LGSS was created and originally stood for Local Government Shared Services, but as the number of shared services grew to support different customers outside of local government, we became known simply as LGSS.

Milton Keynes Council became the third full partner and co-owner of LGSS in 2016, and we now support a number of customers including councils,¬†health and social care organisations, the emergency services, arm’s length management companies and¬†schools and¬†academies¬†– all of whom¬†delegate their services to us¬†to manage.

Delivering more for less

Being a shared service means that we combine the talent and resources of our partners to deliver the most comprehensive and high quality service possible.

We strive to achieve benefits through convergence, simplification and standardisation of business processes to reduce unit costs and maximise available resources. By sharing, we can employ the specialists that a single organisation may be unable to afford.

We are able to offer significant economies of scale and resilience to deliver major savings.

Think like a customer, act like a tax payer

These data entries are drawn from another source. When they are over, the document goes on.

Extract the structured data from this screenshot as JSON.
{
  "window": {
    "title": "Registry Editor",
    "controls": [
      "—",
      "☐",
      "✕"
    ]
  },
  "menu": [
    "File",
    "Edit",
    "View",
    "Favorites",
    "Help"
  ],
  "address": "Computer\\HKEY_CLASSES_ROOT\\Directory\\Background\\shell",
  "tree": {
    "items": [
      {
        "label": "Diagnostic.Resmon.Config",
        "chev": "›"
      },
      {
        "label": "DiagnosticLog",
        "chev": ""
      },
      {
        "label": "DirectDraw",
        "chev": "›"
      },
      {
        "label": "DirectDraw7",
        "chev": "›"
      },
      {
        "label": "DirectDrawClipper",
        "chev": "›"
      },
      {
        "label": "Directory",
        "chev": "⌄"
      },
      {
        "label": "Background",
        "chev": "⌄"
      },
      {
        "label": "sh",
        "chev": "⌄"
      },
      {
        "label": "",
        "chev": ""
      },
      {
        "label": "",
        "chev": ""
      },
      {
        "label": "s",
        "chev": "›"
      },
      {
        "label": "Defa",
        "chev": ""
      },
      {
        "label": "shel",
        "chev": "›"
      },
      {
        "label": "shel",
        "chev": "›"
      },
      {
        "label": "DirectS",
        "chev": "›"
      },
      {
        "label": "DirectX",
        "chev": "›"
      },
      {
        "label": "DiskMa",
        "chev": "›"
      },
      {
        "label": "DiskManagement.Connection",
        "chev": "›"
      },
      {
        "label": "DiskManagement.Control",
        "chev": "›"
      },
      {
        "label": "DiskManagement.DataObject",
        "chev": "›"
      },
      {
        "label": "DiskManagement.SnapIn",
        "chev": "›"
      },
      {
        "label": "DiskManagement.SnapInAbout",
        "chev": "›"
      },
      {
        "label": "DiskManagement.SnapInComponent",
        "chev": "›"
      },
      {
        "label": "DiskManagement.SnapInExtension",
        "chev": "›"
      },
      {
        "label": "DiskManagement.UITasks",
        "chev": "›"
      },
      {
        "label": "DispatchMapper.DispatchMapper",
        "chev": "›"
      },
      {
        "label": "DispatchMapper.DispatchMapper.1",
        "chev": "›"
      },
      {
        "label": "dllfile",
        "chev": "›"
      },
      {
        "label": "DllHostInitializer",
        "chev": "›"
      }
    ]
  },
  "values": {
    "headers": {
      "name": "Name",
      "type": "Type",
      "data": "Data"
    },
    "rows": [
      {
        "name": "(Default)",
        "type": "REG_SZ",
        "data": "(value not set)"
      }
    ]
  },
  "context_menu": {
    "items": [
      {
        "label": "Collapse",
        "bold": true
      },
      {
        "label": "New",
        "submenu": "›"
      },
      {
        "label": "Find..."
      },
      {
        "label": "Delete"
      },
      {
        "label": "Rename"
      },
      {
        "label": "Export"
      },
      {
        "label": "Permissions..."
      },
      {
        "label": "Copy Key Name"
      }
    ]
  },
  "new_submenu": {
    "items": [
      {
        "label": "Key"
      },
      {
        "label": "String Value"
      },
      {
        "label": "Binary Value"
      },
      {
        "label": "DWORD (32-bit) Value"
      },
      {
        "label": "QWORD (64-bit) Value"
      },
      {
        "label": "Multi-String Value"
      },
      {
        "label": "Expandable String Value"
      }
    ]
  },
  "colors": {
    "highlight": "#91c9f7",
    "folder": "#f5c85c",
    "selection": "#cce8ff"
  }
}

We reduce business support service costs for the wider benefit of the public purse. We offer a range of business models including shared risk and reward, fixed cost and pay-as-you-go.

By sharing and implementing best practice, we jointly create opportunities through sharing technological developments, and driving innovation and change.

No need for costly tendering processes, no joining fees

We work with like-minded partners to develop mutually beneficial business cases and partnership delegation agreements.

A partnership delegation agreement is based on a collaborative working arrangement, supported by the Local Government Acts of 1972 and 2000 and the Localism Act of 2011. which allows public bodies to transfer the management of their services without the costs of tendering.

There is case law to support this approach including the Lecce case in 2012 and Piepenbrock case in 2013, where the European Court of Justice reaffirmed the exceptions to formal procurement rules in favour of a collaborative contract between two local authorities.

Local Government Act of 1972

Lecce case court documents

Piepenbrock case court documents